    ShanghaiSlave
    ^ ha, thumbs up to that. THAT's the attitude you need to have.

    by the way, i just googled "bonk" and it turns out, specifying that one is bonking a wall is kinda redundant.

    so given it's an actual term (detractors:*GASP*) might wanna add "bonking the wall during a race" to the description.
  • February 14, 2014
    BaffleBlend
    (Shh... don't give them ideas! I don't want "Hitting The Wall" to be added to the list of S.P.O.O.N. bullshit on this page!)

    On a side note, I can't edit the main draft at the moment due to being on a 3DS, and the browser has a character limit for text fields.
  • February 14, 2014
    ShanghaiSlave
    good point, that's pretty bland.
  • February 14, 2014
    BaffleBlend
    Let's just get those last two hats and end this forever.

    (And can you do me a favor and edit out the "up for grabs" rant from the draft, please?)
  • February 14, 2014
    ShanghaiSlave
    I can't do that, only mods can. go to Ask The Tropers and request for removal. though it's safe to ignore as tags are just for identification and don't really do anything other than be there.

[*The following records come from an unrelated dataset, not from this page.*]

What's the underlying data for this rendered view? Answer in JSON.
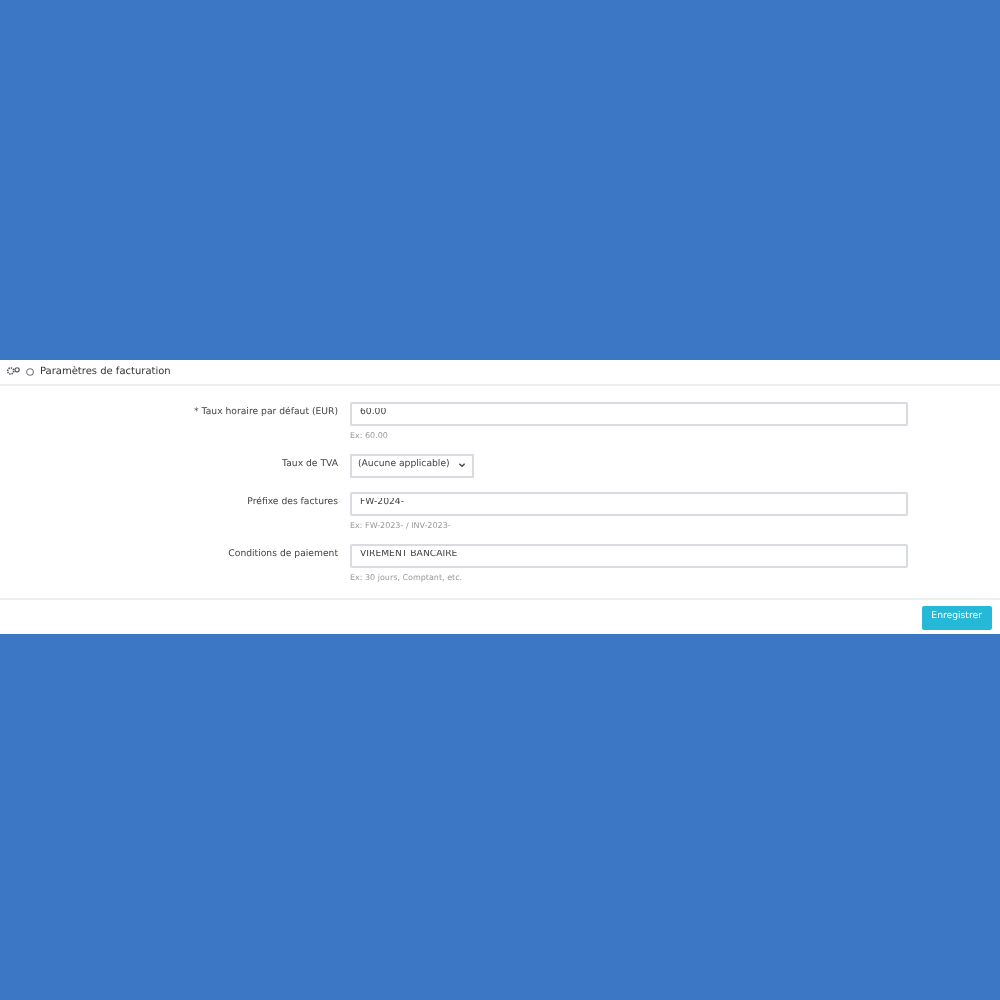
{
  "panel": {
    "title": "Paramètres de facturation"
  },
  "fields": [
    {
      "kind": "input",
      "label": "* Taux horaire par défaut (EUR)",
      "value": "60.00",
      "hint": "Ex: 60.00"
    },
    {
      "kind": "select",
      "label": "Taux de TVA",
      "value": "(Aucune applicable)"
    },
    {
      "kind": "input",
      "label": "Préfixe des factures",
      "value": "FW-2024-",
      "hint": "Ex: FW-2023- / INV-2023-"
    },
    {
      "kind": "input",
      "label": "Conditions de paiement",
      "value": "VIREMENT BANCAIRE",
      "hint": "Ex: 30 jours, Comptant, etc."
    }
  ],
  "save_button": "Enregistrer"
}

    actually, don't even bother with that and just launch.
  • February 14, 2014
    BaffleBlend
    I meant the sentence in parentheses at the top of the article draft.
  • February 14, 2014
    DennisDunjinman
    I still don't like the name.
  • February 14, 2014
    oneuglybunny
    Not quite "bonking" but a very similar principle:

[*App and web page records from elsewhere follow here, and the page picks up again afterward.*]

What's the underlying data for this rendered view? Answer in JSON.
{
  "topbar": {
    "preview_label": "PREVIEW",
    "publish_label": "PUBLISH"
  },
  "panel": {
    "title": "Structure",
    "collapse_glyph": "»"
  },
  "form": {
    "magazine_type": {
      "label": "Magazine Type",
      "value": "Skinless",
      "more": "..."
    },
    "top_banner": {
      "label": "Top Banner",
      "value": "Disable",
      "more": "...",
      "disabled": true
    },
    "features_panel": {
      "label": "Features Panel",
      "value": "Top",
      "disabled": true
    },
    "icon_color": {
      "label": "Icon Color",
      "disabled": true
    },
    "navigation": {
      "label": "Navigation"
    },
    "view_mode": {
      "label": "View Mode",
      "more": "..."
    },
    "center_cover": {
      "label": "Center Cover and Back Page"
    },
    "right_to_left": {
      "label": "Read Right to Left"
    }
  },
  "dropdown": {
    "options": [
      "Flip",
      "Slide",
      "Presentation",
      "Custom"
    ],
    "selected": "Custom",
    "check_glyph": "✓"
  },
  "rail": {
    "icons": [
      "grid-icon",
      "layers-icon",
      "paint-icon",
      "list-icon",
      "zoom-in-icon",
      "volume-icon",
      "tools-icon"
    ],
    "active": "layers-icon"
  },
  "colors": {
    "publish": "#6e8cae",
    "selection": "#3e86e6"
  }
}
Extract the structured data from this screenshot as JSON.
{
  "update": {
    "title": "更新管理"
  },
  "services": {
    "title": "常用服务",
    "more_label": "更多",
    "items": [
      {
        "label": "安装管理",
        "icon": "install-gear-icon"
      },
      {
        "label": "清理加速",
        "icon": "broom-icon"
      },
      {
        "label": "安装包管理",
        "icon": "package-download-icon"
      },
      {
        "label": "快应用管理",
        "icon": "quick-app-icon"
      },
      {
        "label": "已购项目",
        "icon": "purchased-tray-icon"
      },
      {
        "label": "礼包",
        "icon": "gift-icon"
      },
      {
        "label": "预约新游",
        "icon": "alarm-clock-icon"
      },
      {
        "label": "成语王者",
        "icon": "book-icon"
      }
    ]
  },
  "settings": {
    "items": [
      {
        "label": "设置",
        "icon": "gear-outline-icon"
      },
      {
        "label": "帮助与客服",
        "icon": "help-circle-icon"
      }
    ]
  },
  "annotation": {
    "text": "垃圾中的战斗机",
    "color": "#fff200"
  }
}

    Western Animation
    • The Jetsons episode "Rosie's Boyfriend" has building super Henry Orbit build a robot named Mac to help with building duties. Mac is programmed to leave a room through the door. However, Mac was never told to open the door first, so Mac left a robot-shaped hole in Henry's door. On his second trip, Mac opened the door first, then exited through the opening. On his third trip, though, the door was already open; Mac moved the door to one side, and smashed through the wall where the door had been. If nothing else, this illustrates gloriously how difficult it is to program mindless machines to perform simple tasks.

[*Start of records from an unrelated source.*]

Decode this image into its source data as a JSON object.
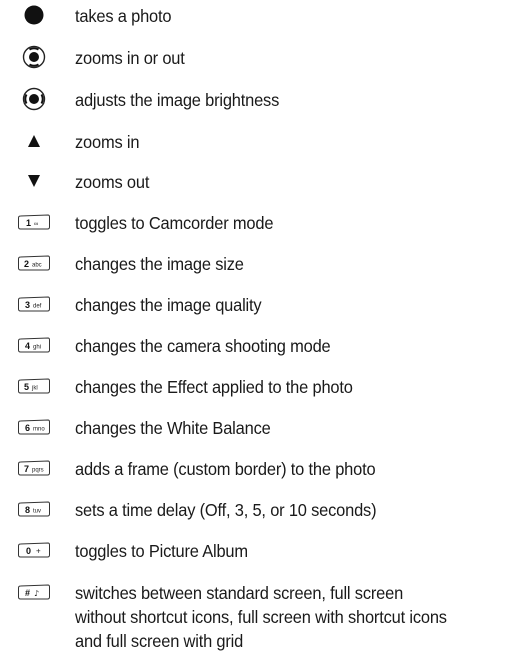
{
  "items": [
    {
      "icon": "solid-circle-button-icon",
      "text": "takes a photo"
    },
    {
      "icon": "navigation-key-up-down-icon",
      "text": "zooms in or out"
    },
    {
      "icon": "navigation-key-left-right-icon",
      "text": "adjusts the image brightness"
    },
    {
      "icon": "up-triangle-icon",
      "text": "zooms in"
    },
    {
      "icon": "down-triangle-icon",
      "text": "zooms out"
    },
    {
      "icon": "key-1-icon",
      "key_main": "1",
      "key_sub": "∞",
      "text": "toggles to Camcorder mode"
    },
    {
      "icon": "key-2-icon",
      "key_main": "2",
      "key_sub": "abc",
      "text": "changes the image size"
    },
    {
      "icon": "key-3-icon",
      "key_main": "3",
      "key_sub": "def",
      "text": "changes the image quality"
    },
    {
      "icon": "key-4-icon",
      "key_main": "4",
      "key_sub": "ghi",
      "text": "changes the camera shooting mode"
    },
    {
      "icon": "key-5-icon",
      "key_main": "5",
      "key_sub": "jkl",
      "text": "changes the Effect applied to the photo"
    },
    {
      "icon": "key-6-icon",
      "key_main": "6",
      "key_sub": "mno",
      "text": "changes the White Balance"
    },
    {
      "icon": "key-7-icon",
      "key_main": "7",
      "key_sub": "pqrs",
      "text": "adds a frame (custom border) to the photo"
    },
    {
      "icon": "key-8-icon",
      "key_main": "8",
      "key_sub": "tuv",
      "text": "sets a time delay (Off, 3, 5, or 10 seconds)"
    },
    {
      "icon": "key-0-icon",
      "key_main": "0",
      "key_sub": "+",
      "text": "toggles to Picture Album"
    },
    {
      "icon": "key-hash-icon",
      "key_main": "#",
      "key_sub": "♪",
      "text_lines": [
        "switches between standard screen, full screen",
        "without shortcut icons, full screen with shortcut icons",
        "and full screen with grid"
      ]
    }
  ]
}
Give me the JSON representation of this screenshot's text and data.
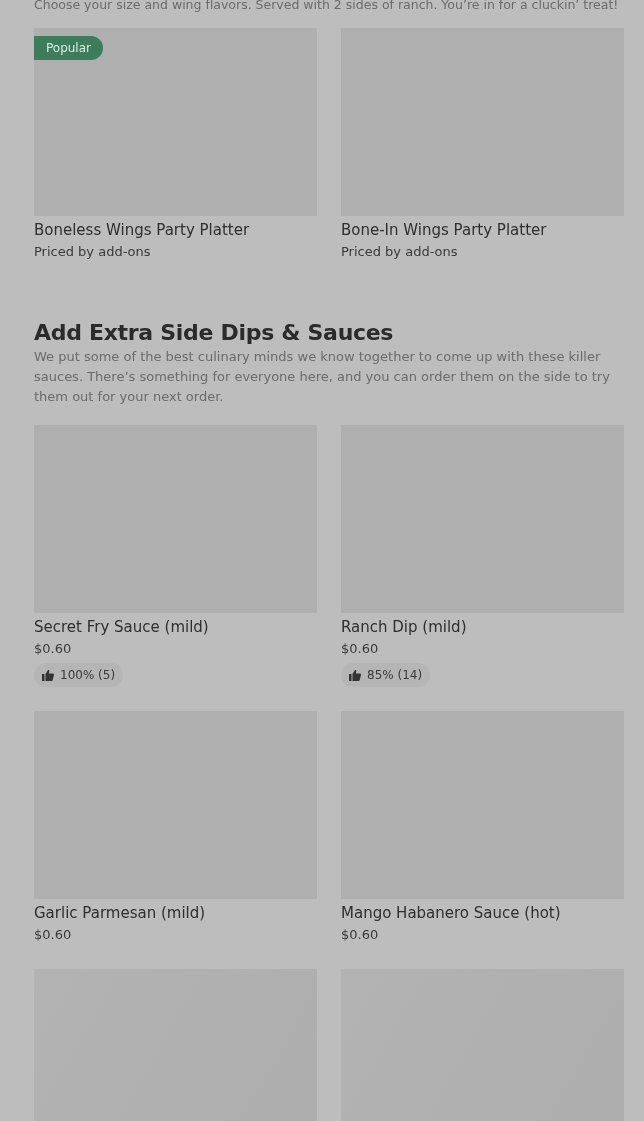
{
  "intro": {
    "description": "Choose your size and wing flavors. Served with 2 sides of ranch. You’re in for a cluckin’ treat!",
    "items": [
      {
        "kind": "item",
        "name": "Boneless Wings Party Platter",
        "subtitle": "Priced by add-ons",
        "badge": "Popular"
      },
      {
        "kind": "item",
        "name": "Bone-In Wings Party Platter",
        "subtitle": "Priced by add-ons"
      }
    ]
  },
  "section": {
    "title": "Add Extra Side Dips & Sauces",
    "description": "We put some of the best culinary minds we know together to come up with these killer sauces. There’s something for everyone here, and you can order them on the side to try them out for your next order.",
    "items": [
      {
        "kind": "item",
        "name": "Secret Fry Sauce (mild)",
        "subtitle": "$0.60",
        "rating": "100% (5)"
      },
      {
        "kind": "item",
        "name": "Ranch Dip (mild)",
        "subtitle": "$0.60",
        "rating": "85% (14)"
      },
      {
        "kind": "item",
        "name": "Garlic Parmesan (mild)",
        "subtitle": "$0.60"
      },
      {
        "kind": "item",
        "name": "Mango Habanero Sauce (hot)",
        "subtitle": "$0.60"
      },
      {
        "kind": "image-only"
      },
      {
        "kind": "image-only"
      }
    ]
  }
}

    Real Life
    • Many flying insects cannot grasp the concept of glass, and will spend hours attempting to fly through a closed window.
  • February 14, 2014
    DennisDunjinman
    ^The former trope is Efficient Displacement. It doesn't qualify because the character doesn't get stuck, but brute-forces through and is still able to continue.

    The latter example is Running Into The Window, not because they don't know how to go around but because they're mistaken about the presence of transparent glass.
  • February 14, 2014
    BaffleBlend
    Switching to iPhone and launching NOW. F.O.R.K.S. wins THIS one!
  • February 14, 2014
    DennisDunjinman
    Troping isn't about winning. It's about cataloging.
  • February 14, 2014
    BaffleBlend
    And the best way to catalogue here is to make new terms to enter everyday speech. The Scrappy? Flanderization? Common words now, and Wallbonking has the bonus of already being pretty damn clear what it means by just looking at it.
  • February 14, 2014
    BaffleBlend
    Forgive me for gloating, but I just want to help TV Tropes get back to its glory days. That's all I want.
  • February 14, 2014
    DAN004
    Forgive me for bursting your bubble, but TV Tropes Will Ruin Your Vocabulary is actually something we want to avoid nowadays...

    That said, Wallbonking is actually clear enough.
  • February 14, 2014
    DennisDunjinman
    I thought the only reason The Scrappy and Flanderization kept their names was due to the Grandfather Clause, and character-named tropes are no longer in use today.

    I just don't like the way it sounds. Personal preference.
  • February 14, 2014
    ShanghaiSlave
    dude, press the launch button to launch this. Right now, this isn't launched. you just put "launched" in the title.

    and forgive me for going on with the bandwagon but troping also involves being Clear Concise Witty. Big Words and obscure or technical terms are Terribad.
  • February 14, 2014
    Rotpar
    The thing is, you don't get to "win" and have your way with "your" trope. It's not your trope. Yeah, Pathfinding Error is a terrible, dry name but you can't just ignore a consensus because you want to.
http://tvtropes.org/pmwiki/discussion.php?id=qt4drtouh1b8i3qb0d46qy0t&trope=Wallbonking